The Swiss real estate landscape is characterized by changing dynamics in the owner-occupied and rental sectors. In the owner-occupier market, a previous shortage, exacerbated by the pandemic, has given way to a trend towards oversupply, offering buyers negotiating room and choice. In contrast, demand in the rental sector has outstripped supply due to falling construction activity, leading to a growing housing shortage and rising rents. These trends are expected to intensify over the next one to two years as the SNB’s interest rates rise. In conclusion, it can be said that the combination of rising reference interest rates and an expected wave of renovations will lead to robust rent increases in the coming years. These developments could also have a significant impact on the real estate landscape in Switzerland.
Saron or fixed-rate mortgage?
In the current mortgage market, many homeowners are faced with a choice: should the focus be on Saron or is a renewed extension of the fixed-rate mortgage the right choice?
Fixed-rate mortgages currently seem expensive due to excessive hedging costs. As hedging costs fall in the coming months, fixed-rate mortgage prices are likely to decrease, according to experts. This means that the Saron is currently coming into focus as a more attractive option. A 10-year forecast based on expert expectations suggests that the Saron is more cost-efficient compared to long-term fixed-rate mortgages. However, it is repeatedly emphasized that this is “a purely technical assessment”. For homeowners who are wary of rising interest rates, it may make sense to take out a fixed-rate mortgage for greater security. This provides a sense of security and financial stability. Saron is therefore ideal for those who can withstand rising interest rates and have a solid financial base without excessive debt. Nevertheless, not everyone can be recommended the same strategy. Some should opt for fixed-rate mortgages, others may consider a balanced mix of both products. Ultimately, the decision depends on many individual factors. Informed decision-making and seeking expert advice are therefore essential.
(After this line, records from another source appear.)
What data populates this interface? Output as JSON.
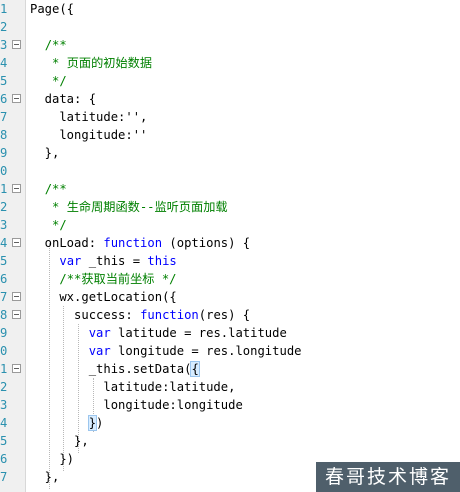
{
  "editor": {
    "lines": [
      {
        "num": "1",
        "code": [
          {
            "t": "tx",
            "v": "Page({"
          }
        ]
      },
      {
        "num": "2",
        "code": []
      },
      {
        "num": "3",
        "code": [
          {
            "t": "tx",
            "v": "  "
          },
          {
            "t": "cm",
            "v": "/**"
          }
        ]
      },
      {
        "num": "4",
        "code": [
          {
            "t": "tx",
            "v": "   "
          },
          {
            "t": "cm",
            "v": "* 页面的初始数据"
          }
        ]
      },
      {
        "num": "5",
        "code": [
          {
            "t": "tx",
            "v": "   "
          },
          {
            "t": "cm",
            "v": "*/"
          }
        ]
      },
      {
        "num": "6",
        "code": [
          {
            "t": "tx",
            "v": "  data: {"
          }
        ]
      },
      {
        "num": "7",
        "code": [
          {
            "t": "tx",
            "v": "    latitude:'',"
          }
        ]
      },
      {
        "num": "8",
        "code": [
          {
            "t": "tx",
            "v": "    longitude:''"
          }
        ]
      },
      {
        "num": "9",
        "code": [
          {
            "t": "tx",
            "v": "  },"
          }
        ]
      },
      {
        "num": "0",
        "code": []
      },
      {
        "num": "1",
        "code": [
          {
            "t": "tx",
            "v": "  "
          },
          {
            "t": "cm",
            "v": "/**"
          }
        ]
      },
      {
        "num": "2",
        "code": [
          {
            "t": "tx",
            "v": "   "
          },
          {
            "t": "cm",
            "v": "* 生命周期函数--监听页面加载"
          }
        ]
      },
      {
        "num": "3",
        "code": [
          {
            "t": "tx",
            "v": "   "
          },
          {
            "t": "cm",
            "v": "*/"
          }
        ]
      },
      {
        "num": "4",
        "code": [
          {
            "t": "tx",
            "v": "  onLoad: "
          },
          {
            "t": "kw",
            "v": "function"
          },
          {
            "t": "tx",
            "v": " (options) {"
          }
        ]
      },
      {
        "num": "5",
        "code": [
          {
            "t": "tx",
            "v": "    "
          },
          {
            "t": "kw",
            "v": "var"
          },
          {
            "t": "tx",
            "v": " _this = "
          },
          {
            "t": "kw",
            "v": "this"
          }
        ]
      },
      {
        "num": "6",
        "code": [
          {
            "t": "tx",
            "v": "    "
          },
          {
            "t": "cm",
            "v": "/**获取当前坐标 */"
          }
        ]
      },
      {
        "num": "7",
        "code": [
          {
            "t": "tx",
            "v": "    wx.getLocation({"
          }
        ]
      },
      {
        "num": "8",
        "code": [
          {
            "t": "tx",
            "v": "      success: "
          },
          {
            "t": "kw",
            "v": "function"
          },
          {
            "t": "tx",
            "v": "(res) {"
          }
        ]
      },
      {
        "num": "9",
        "code": [
          {
            "t": "tx",
            "v": "        "
          },
          {
            "t": "kw",
            "v": "var"
          },
          {
            "t": "tx",
            "v": " latitude = res.latitude"
          }
        ]
      },
      {
        "num": "0",
        "code": [
          {
            "t": "tx",
            "v": "        "
          },
          {
            "t": "kw",
            "v": "var"
          },
          {
            "t": "tx",
            "v": " longitude = res.longitude"
          }
        ]
      },
      {
        "num": "1",
        "code": [
          {
            "t": "tx",
            "v": "        _this.setData("
          },
          {
            "t": "tx",
            "v": "{",
            "hl": true
          }
        ]
      },
      {
        "num": "2",
        "code": [
          {
            "t": "tx",
            "v": "          latitude:latitude,"
          }
        ]
      },
      {
        "num": "3",
        "code": [
          {
            "t": "tx",
            "v": "          longitude:longitude"
          }
        ]
      },
      {
        "num": "4",
        "code": [
          {
            "t": "tx",
            "v": "        "
          },
          {
            "t": "tx",
            "v": "}",
            "hl": true
          },
          {
            "t": "tx",
            "v": ")"
          }
        ]
      },
      {
        "num": "5",
        "code": [
          {
            "t": "tx",
            "v": "      },"
          }
        ]
      },
      {
        "num": "6",
        "code": [
          {
            "t": "tx",
            "v": "    })"
          }
        ]
      },
      {
        "num": "7",
        "code": [
          {
            "t": "tx",
            "v": "  },"
          }
        ]
      }
    ],
    "fold_lines": [
      2,
      5,
      10,
      13,
      16,
      17,
      20
    ]
  },
  "watermark": {
    "label": "春哥技术博客"
  },
  "colors": {
    "keyword": "#0000ff",
    "comment": "#008000",
    "line_number": "#2b91af",
    "gutter": "#f0f0f0"
  }
}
To summarize, it can be strongly assumed that the SNB will raise interest rates to 2% in September, while ten-year interest rates should ease. According to UBS, this means for the real estate market that homes, which have seen significant price increases in the last two to three years, are likely to experience stagnation in 2023 as running costs rise. According to the experts, apartment buildings, on the other hand, are feeling greater pressure as investors expect higher returns and alternative investments have become more attractive. As a result, the value of these properties is falling, a development that is already underway. According to UBS, a correction of 5 % is expected for 2023, although there is potential for rent increases. Without this potential, transaction prices for apartment buildings would correct much more sharply.
Realignment of the strategy
Property owners currently need to review, reassess and realign their strategies accordingly. The importance of keeping an eye on the latest market developments in order to make well-founded decisions has become increasingly relevant. If a sale is being considered or there is uncertainty about the current market situation, it is advisable to seek advice from real estate experts. Such expertise can provide comprehensive assistance with all aspects of letting, management or marketing – in a transparent, flexible and risk-free manner.
All data are without guarantee. The information on these Internet pages has been carefully researched. Nevertheless, no liability can be assumed for the accuracy of the information provided.